[Entries from a dataset of interfaces]

[Start of Attachment]

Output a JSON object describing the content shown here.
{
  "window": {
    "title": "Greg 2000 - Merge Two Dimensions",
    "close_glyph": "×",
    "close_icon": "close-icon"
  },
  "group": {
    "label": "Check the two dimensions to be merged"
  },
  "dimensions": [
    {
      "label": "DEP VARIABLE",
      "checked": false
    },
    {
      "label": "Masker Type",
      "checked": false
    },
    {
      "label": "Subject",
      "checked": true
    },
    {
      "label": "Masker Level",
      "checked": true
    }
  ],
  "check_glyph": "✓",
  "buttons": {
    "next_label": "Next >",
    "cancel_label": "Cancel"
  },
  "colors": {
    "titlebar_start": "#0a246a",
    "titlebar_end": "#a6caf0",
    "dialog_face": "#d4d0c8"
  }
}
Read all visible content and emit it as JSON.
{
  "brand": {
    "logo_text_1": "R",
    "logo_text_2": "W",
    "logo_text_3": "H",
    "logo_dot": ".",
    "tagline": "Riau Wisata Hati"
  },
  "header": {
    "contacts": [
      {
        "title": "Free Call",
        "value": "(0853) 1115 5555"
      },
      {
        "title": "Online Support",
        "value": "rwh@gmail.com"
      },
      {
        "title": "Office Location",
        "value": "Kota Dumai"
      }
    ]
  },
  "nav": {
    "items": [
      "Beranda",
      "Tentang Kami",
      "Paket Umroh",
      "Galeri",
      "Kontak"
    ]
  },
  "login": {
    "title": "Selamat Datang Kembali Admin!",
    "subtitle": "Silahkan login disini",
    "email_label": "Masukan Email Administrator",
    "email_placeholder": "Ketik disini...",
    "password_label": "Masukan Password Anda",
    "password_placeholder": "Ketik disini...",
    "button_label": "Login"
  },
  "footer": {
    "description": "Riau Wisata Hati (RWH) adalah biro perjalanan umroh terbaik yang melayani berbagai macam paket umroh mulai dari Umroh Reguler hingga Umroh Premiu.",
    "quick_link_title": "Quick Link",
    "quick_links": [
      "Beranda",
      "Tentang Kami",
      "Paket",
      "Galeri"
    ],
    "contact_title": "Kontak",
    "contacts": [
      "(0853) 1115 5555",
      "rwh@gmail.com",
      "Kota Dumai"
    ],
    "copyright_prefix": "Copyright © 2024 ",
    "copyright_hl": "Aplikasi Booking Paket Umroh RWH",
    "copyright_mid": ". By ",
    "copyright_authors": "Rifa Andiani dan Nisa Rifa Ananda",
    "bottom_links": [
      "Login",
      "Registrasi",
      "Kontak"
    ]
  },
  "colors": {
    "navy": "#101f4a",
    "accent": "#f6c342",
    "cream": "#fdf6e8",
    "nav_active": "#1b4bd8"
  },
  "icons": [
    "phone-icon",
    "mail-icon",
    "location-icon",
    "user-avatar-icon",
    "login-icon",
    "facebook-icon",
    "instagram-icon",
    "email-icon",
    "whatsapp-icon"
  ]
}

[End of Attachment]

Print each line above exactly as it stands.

- _WRITTEN SOLUTION_:
Output a JSON object describing the content shown here.
{
  "window": {
    "title": "Greg 2000 - Merge Two Dimensions",
    "close_glyph": "×",
    "close_icon": "close-icon"
  },
  "group": {
    "label": "Check the two dimensions to be merged"
  },
  "dimensions": [
    {
      "label": "DEP VARIABLE",
      "checked": false
    },
    {
      "label": "Masker Type",
      "checked": false
    },
    {
      "label": "Subject",
      "checked": true
    },
    {
      "label": "Masker Level",
      "checked": true
    }
  ],
  "check_glyph": "✓",
  "buttons": {
    "next_label": "Next >",
    "cancel_label": "Cancel"
  },
  "colors": {
    "titlebar_start": "#0a246a",
    "titlebar_end": "#a6caf0",
    "dialog_face": "#d4d0c8"
  }
}
Read all visible content and emit it as JSON.
{
  "brand": {
    "logo_text_1": "R",
    "logo_text_2": "W",
    "logo_text_3": "H",
    "logo_dot": ".",
    "tagline": "Riau Wisata Hati"
  },
  "header": {
    "contacts": [
      {
        "title": "Free Call",
        "value": "(0853) 1115 5555"
      },
      {
        "title": "Online Support",
        "value": "rwh@gmail.com"
      },
      {
        "title": "Office Location",
        "value": "Kota Dumai"
      }
    ]
  },
  "nav": {
    "items": [
      "Beranda",
      "Tentang Kami",
      "Paket Umroh",
      "Galeri",
      "Kontak"
    ]
  },
  "login": {
    "title": "Selamat Datang Kembali Admin!",
    "subtitle": "Silahkan login disini",
    "email_label": "Masukan Email Administrator",
    "email_placeholder": "Ketik disini...",
    "password_label": "Masukan Password Anda",
    "password_placeholder": "Ketik disini...",
    "button_label": "Login"
  },
  "footer": {
    "description": "Riau Wisata Hati (RWH) adalah biro perjalanan umroh terbaik yang melayani berbagai macam paket umroh mulai dari Umroh Reguler hingga Umroh Premiu.",
    "quick_link_title": "Quick Link",
    "quick_links": [
      "Beranda",
      "Tentang Kami",
      "Paket",
      "Galeri"
    ],
    "contact_title": "Kontak",
    "contacts": [
      "(0853) 1115 5555",
      "rwh@gmail.com",
      "Kota Dumai"
    ],
    "copyright_prefix": "Copyright © 2024 ",
    "copyright_hl": "Aplikasi Booking Paket Umroh RWH",
    "copyright_mid": ". By ",
    "copyright_authors": "Rifa Andiani dan Nisa Rifa Ananda",
    "bottom_links": [
      "Login",
      "Registrasi",
      "Kontak"
    ]
  },
  "colors": {
    "navy": "#101f4a",
    "accent": "#f6c342",
    "cream": "#fdf6e8",
    "nav_active": "#1b4bd8"
  },
  "icons": [
    "phone-icon",
    "mail-icon",
    "location-icon",
    "user-avatar-icon",
    "login-icon",
    "facebook-icon",
    "instagram-icon",
    "email-icon",
    "whatsapp-icon"
  ]
}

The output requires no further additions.